Kimberley Country part 2
by Robyn McWilliam
In our tinny we surge off in a flurry of spray to check the crab pots. As we cruise among the mangroves, I notice a jellyfish stranded in branches after a rapidly dropping tide. Trees form a latticework of roots in the taupe mud. One of the floats marking a pot has been chewed by a crocodile. We are vulnerable in a small boat. I remind our driver that up in Kakadu crocs have been known to launch themselves into boats. As a pot emerges from murky water, we hear the scuttle of crabs. Their pincers snap. We deliver our catch to the chef.
Crab in pot
Back on Homer, we wend our way through mangroves again towards a rocky outcrop. A waterfall, Ruby Falls, bursts through a crevice, misting the air. We climb across rocks and sink into a black swimming hole. Such a pleasant relief from the heat! Descending water smatters our bodies like a massage. On the way back we see four jabirus, high in the blue sky, soaring the thermals.
The rocky landscapes we motor past reveal spectacular geological movements of eons earlier. Some strata are tilted or buckled; other headlands of red rock rear upwards.
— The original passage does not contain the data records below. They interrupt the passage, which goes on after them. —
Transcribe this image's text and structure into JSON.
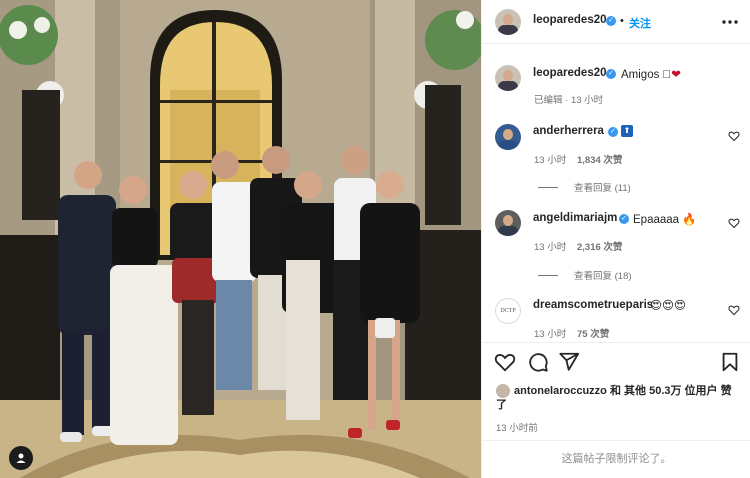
{
  "post": {
    "author": "leoparedes20",
    "follow_label": "关注",
    "dot": "•",
    "caption": "Amigos",
    "caption_emoji": "🏽❤",
    "caption_meta": "已编辑 · 13 小时"
  },
  "comments": [
    {
      "username": "anderherrera",
      "text": "",
      "time": "13 小时",
      "likes": "1,834 次赞",
      "replies": "查看回复 (11)"
    },
    {
      "username": "angeldimariajm",
      "text": "Epaaaaa 🔥",
      "time": "13 小时",
      "likes": "2,316 次赞",
      "replies": "查看回复 (18)"
    },
    {
      "username": "dreamscometrueparis",
      "text": "😍😍😍",
      "time": "13 小时",
      "likes": "75 次赞",
      "avatar_text": "DCTP"
    }
  ],
  "likes_line": {
    "prefix_user": "antonelaroccuzzo",
    "rest": "和 其他 50.3万 位用户 赞了"
  },
  "post_time": "13 小时前",
  "footer_text": "这篇帖子限制评论了。",
  "colors": {
    "link_blue": "#0095f6",
    "verified_blue": "#3897f0",
    "text_dark": "#262626",
    "text_muted": "#737373"
  },
  "icons": [
    "verified-icon",
    "more-options-icon",
    "heart-icon",
    "comment-icon",
    "share-icon",
    "bookmark-icon",
    "user-tag-icon"
  ]
}
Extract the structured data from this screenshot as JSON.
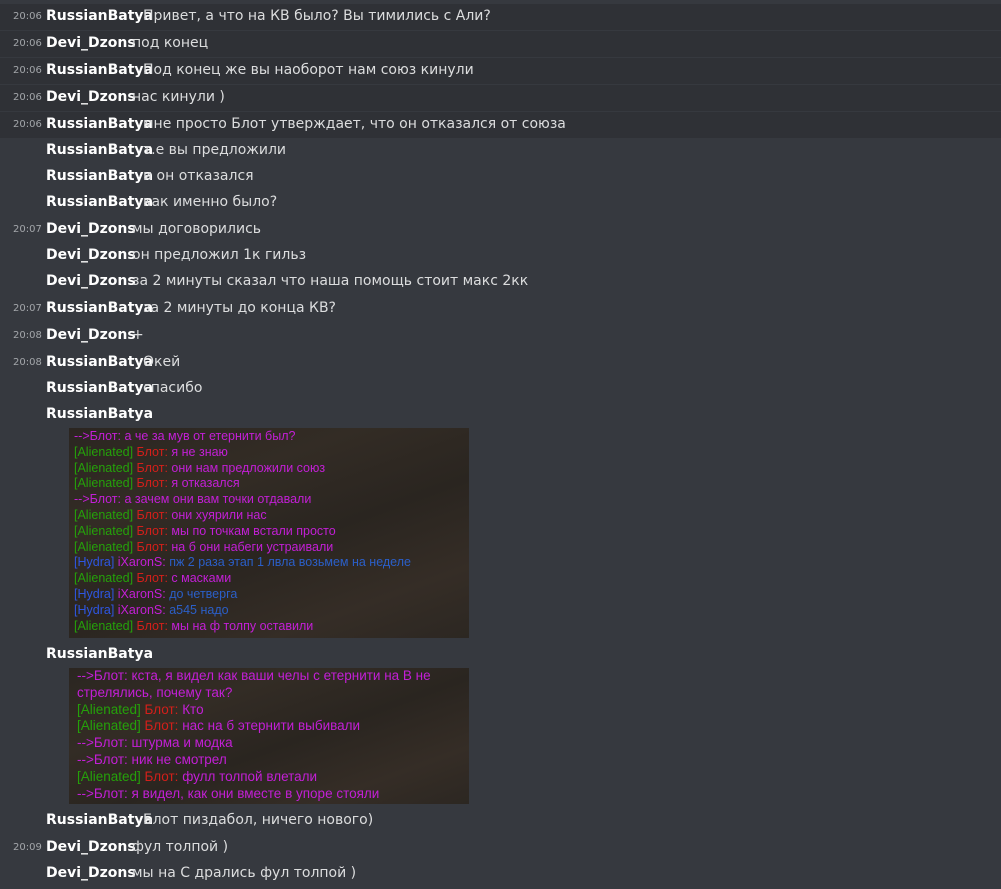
{
  "messages": [
    {
      "time": "20:06",
      "author": "RussianBatya",
      "text": "Привет, а что на КВ было? Вы тимились с Али?"
    },
    {
      "time": "20:06",
      "author": "Devi_Dzons",
      "text": "под конец"
    },
    {
      "time": "20:06",
      "author": "RussianBatya",
      "text": "Под конец же вы наоборот нам союз кинули"
    },
    {
      "time": "20:06",
      "author": "Devi_Dzons",
      "text": "нас кинули )"
    },
    {
      "time": "20:06",
      "author": "RussianBatya",
      "text": "мне просто Блот утверждает, что он отказался от союза"
    },
    {
      "time": "",
      "author": "RussianBatya",
      "text": "т.е вы предложили"
    },
    {
      "time": "",
      "author": "RussianBatya",
      "text": "и он отказался"
    },
    {
      "time": "",
      "author": "RussianBatya",
      "text": "как именно было?"
    },
    {
      "time": "20:07",
      "author": "Devi_Dzons",
      "text": "мы договорились"
    },
    {
      "time": "",
      "author": "Devi_Dzons",
      "text": "он предложил 1к гильз"
    },
    {
      "time": "",
      "author": "Devi_Dzons",
      "text": "за 2 минуты сказал что наша помощь стоит макс 2кк"
    },
    {
      "time": "20:07",
      "author": "RussianBatya",
      "text": "за 2 минуты до конца КВ?"
    },
    {
      "time": "20:08",
      "author": "Devi_Dzons",
      "text": "+"
    },
    {
      "time": "20:08",
      "author": "RussianBatya",
      "text": "Окей"
    },
    {
      "time": "",
      "author": "RussianBatya",
      "text": "спасибо"
    },
    {
      "time": "",
      "author": "RussianBatya",
      "text": ""
    },
    {
      "time": "",
      "author": "RussianBatya",
      "text": ""
    },
    {
      "time": "",
      "author": "RussianBatya",
      "text": "Блот пиздабол, ничего нового)"
    },
    {
      "time": "20:09",
      "author": "Devi_Dzons",
      "text": "фул толпой )"
    },
    {
      "time": "",
      "author": "Devi_Dzons",
      "text": "мы на С дрались фул толпой )"
    }
  ],
  "screenshot_1": [
    [
      {
        "c": "pm",
        "t": "-->Блот: а че за мув от етернити был?"
      }
    ],
    [
      {
        "c": "tag",
        "t": "[Alienated] "
      },
      {
        "c": "red",
        "t": "Блот: "
      },
      {
        "c": "pm",
        "t": "я не знаю"
      }
    ],
    [
      {
        "c": "tag",
        "t": "[Alienated] "
      },
      {
        "c": "red",
        "t": "Блот: "
      },
      {
        "c": "pm",
        "t": "они нам предложили союз"
      }
    ],
    [
      {
        "c": "tag",
        "t": "[Alienated] "
      },
      {
        "c": "red",
        "t": "Блот: "
      },
      {
        "c": "pm",
        "t": "я отказался"
      }
    ],
    [
      {
        "c": "pm",
        "t": "-->Блот: а зачем они вам точки отдавали"
      }
    ],
    [
      {
        "c": "tag",
        "t": "[Alienated] "
      },
      {
        "c": "red",
        "t": "Блот: "
      },
      {
        "c": "pm",
        "t": "они хуярили нас"
      }
    ],
    [
      {
        "c": "tag",
        "t": "[Alienated] "
      },
      {
        "c": "red",
        "t": "Блот: "
      },
      {
        "c": "pm",
        "t": "мы по точкам встали просто"
      }
    ],
    [
      {
        "c": "tag",
        "t": "[Alienated] "
      },
      {
        "c": "red",
        "t": "Блот: "
      },
      {
        "c": "pm",
        "t": "на б они набеги устраивали"
      }
    ],
    [
      {
        "c": "blue",
        "t": "[Hydra] "
      },
      {
        "c": "pm",
        "t": "iXaronS: "
      },
      {
        "c": "bluet",
        "t": "пж 2 раза этап 1 лвла возьмем на неделе"
      }
    ],
    [
      {
        "c": "tag",
        "t": "[Alienated] "
      },
      {
        "c": "red",
        "t": "Блот: "
      },
      {
        "c": "pm",
        "t": "с масками"
      }
    ],
    [
      {
        "c": "blue",
        "t": "[Hydra] "
      },
      {
        "c": "pm",
        "t": "iXaronS: "
      },
      {
        "c": "bluet",
        "t": "до четверга"
      }
    ],
    [
      {
        "c": "blue",
        "t": "[Hydra] "
      },
      {
        "c": "pm",
        "t": "iXaronS: "
      },
      {
        "c": "bluet",
        "t": "a545 надо"
      }
    ],
    [
      {
        "c": "tag",
        "t": "[Alienated] "
      },
      {
        "c": "red",
        "t": "Блот: "
      },
      {
        "c": "pm",
        "t": "мы на ф толпу оставили"
      }
    ]
  ],
  "screenshot_2": [
    [
      {
        "c": "pm",
        "t": "-->Блот: кста, я видел как ваши челы с етернити на В не"
      }
    ],
    [
      {
        "c": "pm",
        "t": "стрелялись, почему так?"
      }
    ],
    [
      {
        "c": "tag",
        "t": "[Alienated] "
      },
      {
        "c": "red",
        "t": "Блот: "
      },
      {
        "c": "pm",
        "t": "Кто"
      }
    ],
    [
      {
        "c": "tag",
        "t": "[Alienated] "
      },
      {
        "c": "red",
        "t": "Блот: "
      },
      {
        "c": "pm",
        "t": "нас на б этернити выбивали"
      }
    ],
    [
      {
        "c": "pm",
        "t": "-->Блот: штурма и модка"
      }
    ],
    [
      {
        "c": "pm",
        "t": "-->Блот: ник не смотрел"
      }
    ],
    [
      {
        "c": "tag",
        "t": "[Alienated] "
      },
      {
        "c": "red",
        "t": "Блот: "
      },
      {
        "c": "pm",
        "t": "фулл толпой влетали"
      }
    ],
    [
      {
        "c": "pm",
        "t": "-->Блот: я видел, как они вместе в упоре стояли"
      }
    ]
  ]
}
Along the waterline is mud-smeared conglomerate rock with its rounded pebbles showing in clusters.
Our blokes spend the afternoon fishing. It seems only giant fish inhabit Kimberley waters. Ian holds his queen fish aloft; Malcolm presents a Spanish mackerel over a metre long and Pete finally catches a prized barramundi.
Ian’s queen fish
Malcolm’s Spanish mackerel
One island we anchor off is reminiscent of Ayers Rock surrounded by sea. Burnished by afternoon sun, it glows red. That evening our mud crabs are served. After dinner we chatter on deck till darkness surrounds us. It’s so peaceful in these waters we hardly see another boat. The lower platforms are locked at night for our safety. Lights from the vessel’s stern shows up a crocodile calmly waiting for anything that goes overboard.
Our burnished island
At Raft Point we’re dropped off on a pebbly beach and walk a bush track to a massive cave. Wandjina rock art covers the sandstone surfaces, a mix of eerie figures and sea creatures. We are fortunate to be shown such special places.
Buckled rock strata
Mud stained conglomerate in the tidal zone
Wandjina rock art
Our cave of art
Most days our exercise ashore is climbing and rock-hopping rewarded with a swim high above the reach of the numerous crocs that inhabit the whole area. Sapphire Falls is one divine spot with tree roots dangling over rocks. Foliage provides shade from the sun while we float and drift in cooling water.
Each excursion is an adventure before returning to the comforts of our mother ship. We recap over a wine before another delicious dinner.
The Kimberley is certainly an environment to savour.
Photos: Robyn McWilliam